Terry timeline – how the controversy unfolded
October 23 – John Terry releases a statement denying he made a racist slur against Anton Ferdinand during Chelsea's defeat at QPR after videos had circulated on the internet.
October 25 – Scotland Yard announce they are assessing allegations of racist abuse of Ferdinand by Terry after a complaint from the member of the public.
November 1 – The Metropolitan Police confirm they have launched a formal investigation.
November 5 – England manager Fabio Capello confirms Terry will be selected for the friendlies against Spain and Sweden.
November 28 – Terry is interviewed under caution.
December 1 – Scotland Yard announce they have passed a file towards to prosecutors.
December 21 – The Crown Prosecution Service announce Terry will be charged with racially abusing Ferdinand and is due to appear before West London Magistrates' Court on February 1, 2012.
January 28 – The FA cancels the pre-match handshakes before the FA Cup fourth-round tie between QPR and Chelsea “to defuse further tensions” relating to the Terry-Ferdinand situation.
February 1 – District Judge Howard Riddle orders that Terry should stand trial in the week beginning July 9 – following Euro 2012 – after hearing a number of other Chelsea players would not be able to appear as witnesses until the end of the football season.

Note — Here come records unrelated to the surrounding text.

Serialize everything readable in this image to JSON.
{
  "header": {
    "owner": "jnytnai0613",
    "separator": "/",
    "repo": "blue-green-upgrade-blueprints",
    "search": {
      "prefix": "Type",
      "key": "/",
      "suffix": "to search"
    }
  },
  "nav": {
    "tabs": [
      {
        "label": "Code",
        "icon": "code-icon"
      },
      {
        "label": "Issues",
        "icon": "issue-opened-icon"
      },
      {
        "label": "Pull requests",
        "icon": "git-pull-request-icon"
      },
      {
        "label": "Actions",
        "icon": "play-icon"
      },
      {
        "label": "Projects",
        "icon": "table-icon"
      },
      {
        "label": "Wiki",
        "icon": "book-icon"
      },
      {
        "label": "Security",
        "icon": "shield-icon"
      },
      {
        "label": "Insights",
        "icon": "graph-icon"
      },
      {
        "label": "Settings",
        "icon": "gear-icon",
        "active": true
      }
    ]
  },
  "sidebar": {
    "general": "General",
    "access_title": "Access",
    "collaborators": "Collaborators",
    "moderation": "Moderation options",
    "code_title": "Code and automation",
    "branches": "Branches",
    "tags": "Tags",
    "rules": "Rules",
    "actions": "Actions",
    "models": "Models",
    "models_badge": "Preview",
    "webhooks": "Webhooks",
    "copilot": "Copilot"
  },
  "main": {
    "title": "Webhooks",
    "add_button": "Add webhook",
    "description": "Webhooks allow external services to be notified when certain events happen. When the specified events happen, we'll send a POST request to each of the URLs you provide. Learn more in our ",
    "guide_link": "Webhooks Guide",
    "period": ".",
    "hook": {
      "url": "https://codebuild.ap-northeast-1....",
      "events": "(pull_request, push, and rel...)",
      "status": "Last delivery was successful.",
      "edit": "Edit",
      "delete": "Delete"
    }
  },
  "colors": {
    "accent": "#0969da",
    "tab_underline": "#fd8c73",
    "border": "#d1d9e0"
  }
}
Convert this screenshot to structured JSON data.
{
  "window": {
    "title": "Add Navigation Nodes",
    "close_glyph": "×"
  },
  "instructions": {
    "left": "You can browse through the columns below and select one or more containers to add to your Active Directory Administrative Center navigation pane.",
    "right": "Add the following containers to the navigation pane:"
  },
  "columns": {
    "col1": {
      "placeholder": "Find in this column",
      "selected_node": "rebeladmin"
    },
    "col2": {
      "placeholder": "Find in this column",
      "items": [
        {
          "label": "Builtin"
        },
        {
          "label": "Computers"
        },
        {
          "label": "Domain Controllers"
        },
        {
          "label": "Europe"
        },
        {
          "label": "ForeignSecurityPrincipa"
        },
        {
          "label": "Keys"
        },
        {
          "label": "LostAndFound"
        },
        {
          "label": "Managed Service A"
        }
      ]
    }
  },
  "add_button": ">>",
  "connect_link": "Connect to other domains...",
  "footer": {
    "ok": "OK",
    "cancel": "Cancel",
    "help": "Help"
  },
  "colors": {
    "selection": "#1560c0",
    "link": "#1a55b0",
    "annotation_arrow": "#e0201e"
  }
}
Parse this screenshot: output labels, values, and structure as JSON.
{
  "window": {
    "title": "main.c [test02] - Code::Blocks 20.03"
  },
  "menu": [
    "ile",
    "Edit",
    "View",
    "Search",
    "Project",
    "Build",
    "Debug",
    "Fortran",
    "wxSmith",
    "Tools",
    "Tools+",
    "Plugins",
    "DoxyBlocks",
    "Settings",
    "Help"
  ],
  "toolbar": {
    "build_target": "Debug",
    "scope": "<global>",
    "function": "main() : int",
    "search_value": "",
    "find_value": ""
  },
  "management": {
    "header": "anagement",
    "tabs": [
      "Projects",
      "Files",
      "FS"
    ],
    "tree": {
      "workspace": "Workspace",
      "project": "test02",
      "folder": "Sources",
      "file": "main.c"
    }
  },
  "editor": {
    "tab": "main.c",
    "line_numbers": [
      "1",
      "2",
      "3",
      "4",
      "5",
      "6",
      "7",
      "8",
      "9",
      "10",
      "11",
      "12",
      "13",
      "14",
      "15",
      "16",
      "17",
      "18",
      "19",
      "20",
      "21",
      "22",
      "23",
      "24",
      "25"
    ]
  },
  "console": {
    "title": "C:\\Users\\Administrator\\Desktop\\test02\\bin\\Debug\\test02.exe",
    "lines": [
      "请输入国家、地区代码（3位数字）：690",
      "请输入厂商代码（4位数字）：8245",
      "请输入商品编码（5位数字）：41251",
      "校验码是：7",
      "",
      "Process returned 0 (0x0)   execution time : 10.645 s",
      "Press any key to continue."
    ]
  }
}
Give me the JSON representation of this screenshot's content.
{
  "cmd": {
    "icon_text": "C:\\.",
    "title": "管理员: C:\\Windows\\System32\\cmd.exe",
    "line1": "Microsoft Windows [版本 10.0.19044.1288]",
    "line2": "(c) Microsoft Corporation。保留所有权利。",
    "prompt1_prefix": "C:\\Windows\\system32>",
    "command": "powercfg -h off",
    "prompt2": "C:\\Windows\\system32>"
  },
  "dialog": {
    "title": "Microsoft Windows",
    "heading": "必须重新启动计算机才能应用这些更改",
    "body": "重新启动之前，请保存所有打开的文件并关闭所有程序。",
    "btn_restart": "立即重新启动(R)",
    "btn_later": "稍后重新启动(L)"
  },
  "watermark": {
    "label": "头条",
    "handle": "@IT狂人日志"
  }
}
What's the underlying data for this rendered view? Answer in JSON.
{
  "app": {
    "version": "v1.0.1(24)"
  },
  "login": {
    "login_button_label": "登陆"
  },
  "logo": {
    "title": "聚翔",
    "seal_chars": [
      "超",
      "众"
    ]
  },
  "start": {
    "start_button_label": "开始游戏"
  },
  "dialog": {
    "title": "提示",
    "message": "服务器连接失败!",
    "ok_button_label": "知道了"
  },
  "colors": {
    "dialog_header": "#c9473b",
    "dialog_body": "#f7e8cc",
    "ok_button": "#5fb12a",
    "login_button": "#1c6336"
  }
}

February 3 – Terry is stripped of the England captaincy for a second time. The decision was taken by members of the 14-strong FA board, without consulting Capello.
February 8 – Capello resigns as England manager two days after criticising the decision to strip Terry of the captaincy.
July 13 – Cleared at Westminster Magistrates' Court of making a racist insult to Ferdinand.
June 24 – Plays the full 90 minutes and extra time as England suffer more penalty heartache, losing their Euro 2012 quarter-final to Italy on penalties.
July 27 – Charged by the FA with using abusive and/or insulting words and/or behaviour towards QPR defender Ferdinand. It is further alleged that this included a reference to the ethnic origin and/or colour and/or race of Ferdinand. Terry denies the charge and requests a personal hearing.
August 30 – Recalled to England squad, after missing friendly against Sweden, for September's World Cup qualifiers against Moldova and Ukraine.
September 9 – Withdraws from England squad for Ukraine game after picking up ankle injury in 5-0 win in Moldova.
September 23 – Announces his retirement from international football, shortly before the start of his personal hearing to answer the FA charge.
September 27 – Banned for four matches and fined 220,000 by an FA independent regulatory commission.
October 5 – FA reveal written reasons behind independent commission's ruling, insisting Terry's racist language towards Ferdinand was used as an insult and finding “no credible basis” for his defence that he was only repeating words he believed the QPR defender said to him.